Haaland has already completed his transfer to Premier League champions City, and fellow striker Kylian Mbappe opted to stay at Paris Saint-Germain rather than join Real Madrid, a decision widely anticipated, as a free agent when his contract with PSG expired this summer.
It will be tough for both of these deals to be beaten over the next few months, but the free agent market is thriving and possibly at its strongest point yet as it allows players to demand signing fees. high as there are no transfer fees involved. by acquiring them.
Manchester United’s Paul Pogba, Barcelona’s Ousmane Dembele, Real Madrid’s Gareth Bale, Juventus’ Paulo Dybala and Atletico Madrid’s Luis Suarez are all out of contract this summer and will be looking for new teams.
A developing situation to watch is Barcelona’s pursuit of Bayern Munich star striker Robert Lewandowski. The Polish international would like to join the Catalan club, but Bayern are reluctant to sell.
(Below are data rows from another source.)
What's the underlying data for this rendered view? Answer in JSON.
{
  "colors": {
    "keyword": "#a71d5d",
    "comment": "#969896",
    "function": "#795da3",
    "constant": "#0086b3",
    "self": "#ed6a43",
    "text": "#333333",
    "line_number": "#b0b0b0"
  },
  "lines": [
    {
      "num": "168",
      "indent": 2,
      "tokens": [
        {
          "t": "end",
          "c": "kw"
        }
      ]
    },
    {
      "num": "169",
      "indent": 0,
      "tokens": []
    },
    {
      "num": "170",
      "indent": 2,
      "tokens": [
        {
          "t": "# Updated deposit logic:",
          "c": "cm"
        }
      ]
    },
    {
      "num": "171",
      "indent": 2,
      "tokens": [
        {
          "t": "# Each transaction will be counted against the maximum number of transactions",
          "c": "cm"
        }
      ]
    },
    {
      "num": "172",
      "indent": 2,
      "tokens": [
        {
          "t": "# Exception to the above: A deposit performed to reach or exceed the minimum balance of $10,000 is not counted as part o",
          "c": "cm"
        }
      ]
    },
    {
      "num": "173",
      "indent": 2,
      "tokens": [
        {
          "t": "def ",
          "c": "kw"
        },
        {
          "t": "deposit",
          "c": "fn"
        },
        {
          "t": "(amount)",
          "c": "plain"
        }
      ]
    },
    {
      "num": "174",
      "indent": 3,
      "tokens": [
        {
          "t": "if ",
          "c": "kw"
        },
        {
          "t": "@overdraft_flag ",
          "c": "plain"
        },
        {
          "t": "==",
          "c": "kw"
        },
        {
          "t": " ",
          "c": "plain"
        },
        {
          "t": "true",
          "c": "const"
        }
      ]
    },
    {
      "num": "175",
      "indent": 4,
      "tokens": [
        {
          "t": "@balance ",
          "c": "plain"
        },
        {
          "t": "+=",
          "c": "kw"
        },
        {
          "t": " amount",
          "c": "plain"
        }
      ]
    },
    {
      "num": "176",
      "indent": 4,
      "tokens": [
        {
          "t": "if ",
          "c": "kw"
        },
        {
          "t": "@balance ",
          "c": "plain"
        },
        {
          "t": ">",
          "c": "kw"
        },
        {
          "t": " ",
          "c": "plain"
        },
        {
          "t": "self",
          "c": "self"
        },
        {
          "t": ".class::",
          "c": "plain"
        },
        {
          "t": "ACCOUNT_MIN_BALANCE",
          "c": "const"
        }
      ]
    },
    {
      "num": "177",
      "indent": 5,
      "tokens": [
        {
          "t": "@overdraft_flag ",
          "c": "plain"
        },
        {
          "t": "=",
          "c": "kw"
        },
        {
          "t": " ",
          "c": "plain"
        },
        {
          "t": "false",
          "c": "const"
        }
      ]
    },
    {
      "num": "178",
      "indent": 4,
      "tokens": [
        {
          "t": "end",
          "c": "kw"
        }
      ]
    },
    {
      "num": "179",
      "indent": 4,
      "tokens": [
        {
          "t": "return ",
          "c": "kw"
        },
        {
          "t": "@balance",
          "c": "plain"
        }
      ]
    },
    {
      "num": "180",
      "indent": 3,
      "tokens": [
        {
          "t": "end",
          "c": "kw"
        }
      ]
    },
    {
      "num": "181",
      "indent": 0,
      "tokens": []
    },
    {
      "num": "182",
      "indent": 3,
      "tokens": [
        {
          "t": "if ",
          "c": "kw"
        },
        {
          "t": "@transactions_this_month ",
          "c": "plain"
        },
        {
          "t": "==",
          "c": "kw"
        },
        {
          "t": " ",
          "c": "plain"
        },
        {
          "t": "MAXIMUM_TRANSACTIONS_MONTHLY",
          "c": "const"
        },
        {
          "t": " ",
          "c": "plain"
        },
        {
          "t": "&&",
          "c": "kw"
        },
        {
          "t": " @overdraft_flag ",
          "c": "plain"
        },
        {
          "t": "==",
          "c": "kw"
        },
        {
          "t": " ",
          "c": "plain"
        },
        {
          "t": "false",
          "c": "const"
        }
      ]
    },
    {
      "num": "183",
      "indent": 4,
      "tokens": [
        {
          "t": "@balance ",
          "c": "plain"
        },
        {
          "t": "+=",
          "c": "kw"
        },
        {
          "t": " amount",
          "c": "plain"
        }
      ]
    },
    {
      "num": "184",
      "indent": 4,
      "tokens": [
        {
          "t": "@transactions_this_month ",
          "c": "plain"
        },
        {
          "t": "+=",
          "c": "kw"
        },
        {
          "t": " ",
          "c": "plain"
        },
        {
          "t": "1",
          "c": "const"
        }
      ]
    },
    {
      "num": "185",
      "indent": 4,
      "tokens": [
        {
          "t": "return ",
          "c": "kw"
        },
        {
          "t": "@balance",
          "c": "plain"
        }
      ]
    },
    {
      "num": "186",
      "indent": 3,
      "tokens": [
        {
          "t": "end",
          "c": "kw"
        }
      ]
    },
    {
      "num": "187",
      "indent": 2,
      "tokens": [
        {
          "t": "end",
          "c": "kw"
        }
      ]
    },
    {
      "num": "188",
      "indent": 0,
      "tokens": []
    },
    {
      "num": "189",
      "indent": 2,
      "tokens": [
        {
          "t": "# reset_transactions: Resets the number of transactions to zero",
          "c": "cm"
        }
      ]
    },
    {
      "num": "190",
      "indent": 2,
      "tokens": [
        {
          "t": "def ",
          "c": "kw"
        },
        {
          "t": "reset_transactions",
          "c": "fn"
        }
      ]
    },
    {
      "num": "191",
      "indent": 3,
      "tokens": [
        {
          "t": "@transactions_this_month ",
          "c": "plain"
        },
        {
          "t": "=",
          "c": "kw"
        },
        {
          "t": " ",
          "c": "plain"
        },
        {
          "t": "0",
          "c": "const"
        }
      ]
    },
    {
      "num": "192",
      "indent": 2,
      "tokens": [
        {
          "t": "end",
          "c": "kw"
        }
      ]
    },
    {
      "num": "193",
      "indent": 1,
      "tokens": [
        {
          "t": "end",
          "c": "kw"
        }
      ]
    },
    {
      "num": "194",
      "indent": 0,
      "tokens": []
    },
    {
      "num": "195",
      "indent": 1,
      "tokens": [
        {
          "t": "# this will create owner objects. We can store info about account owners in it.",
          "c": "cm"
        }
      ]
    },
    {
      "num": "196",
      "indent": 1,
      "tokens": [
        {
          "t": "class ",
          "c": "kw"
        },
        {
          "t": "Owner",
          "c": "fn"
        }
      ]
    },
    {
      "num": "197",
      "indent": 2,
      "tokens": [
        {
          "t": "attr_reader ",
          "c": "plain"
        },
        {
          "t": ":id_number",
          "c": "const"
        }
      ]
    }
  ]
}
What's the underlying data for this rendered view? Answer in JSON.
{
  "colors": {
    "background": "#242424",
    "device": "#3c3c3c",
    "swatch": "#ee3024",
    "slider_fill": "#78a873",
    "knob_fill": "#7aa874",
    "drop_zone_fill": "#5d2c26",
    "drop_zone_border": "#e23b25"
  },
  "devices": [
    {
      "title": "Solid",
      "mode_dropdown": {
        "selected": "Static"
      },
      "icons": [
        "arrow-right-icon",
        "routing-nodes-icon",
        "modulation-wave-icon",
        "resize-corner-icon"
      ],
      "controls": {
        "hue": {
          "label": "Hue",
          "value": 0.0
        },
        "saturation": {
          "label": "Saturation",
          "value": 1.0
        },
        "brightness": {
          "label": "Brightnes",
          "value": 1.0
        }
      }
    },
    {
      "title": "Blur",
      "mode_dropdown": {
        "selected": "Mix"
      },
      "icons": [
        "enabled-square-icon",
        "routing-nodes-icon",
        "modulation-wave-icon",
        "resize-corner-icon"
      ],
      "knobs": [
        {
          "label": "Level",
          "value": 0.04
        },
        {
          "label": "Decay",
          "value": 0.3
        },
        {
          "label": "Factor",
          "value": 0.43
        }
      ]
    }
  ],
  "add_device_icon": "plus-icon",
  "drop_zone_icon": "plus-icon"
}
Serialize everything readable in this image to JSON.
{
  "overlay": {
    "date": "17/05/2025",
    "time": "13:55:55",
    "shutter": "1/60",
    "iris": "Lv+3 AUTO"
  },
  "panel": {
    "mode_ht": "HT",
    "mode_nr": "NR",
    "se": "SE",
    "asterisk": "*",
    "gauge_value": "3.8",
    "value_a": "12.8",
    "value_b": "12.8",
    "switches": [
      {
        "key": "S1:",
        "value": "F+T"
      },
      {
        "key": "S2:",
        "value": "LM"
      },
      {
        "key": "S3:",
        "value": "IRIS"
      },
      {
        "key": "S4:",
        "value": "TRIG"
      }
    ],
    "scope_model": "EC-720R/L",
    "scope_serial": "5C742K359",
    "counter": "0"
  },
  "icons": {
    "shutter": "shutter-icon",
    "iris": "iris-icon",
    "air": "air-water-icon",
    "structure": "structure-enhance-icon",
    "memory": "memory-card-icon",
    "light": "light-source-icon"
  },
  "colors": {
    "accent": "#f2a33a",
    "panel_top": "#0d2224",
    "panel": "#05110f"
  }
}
Lewandowski has now confirmed that he wants to leave Bayern this summer. His contract expires after next season, so Bayern must choose between selling now and using that money to buy a replacement, and potentially losing one of the best players in the modern game for nothing this time next year.
Is this system used in world football?
World governing body FIFA’s regulations establish two annual periods (transfer windows) in which clubs can buy and sell players.
The exact timings for these, however, are set by each country’s football associations, with not all domestic seasons running on the same schedule.
For example, the Premier League’s winter window closed this year on January 31, while the Turkish Super Lig’s remained open until February 8.
This means Turkish clubs could potentially buy players from the English top flight during this week, while Premier League sides would not have been able to replace them as the window had already closed.
(Photo by Robert Lewandowski: Ronny Hartmann/AFP via Getty Images)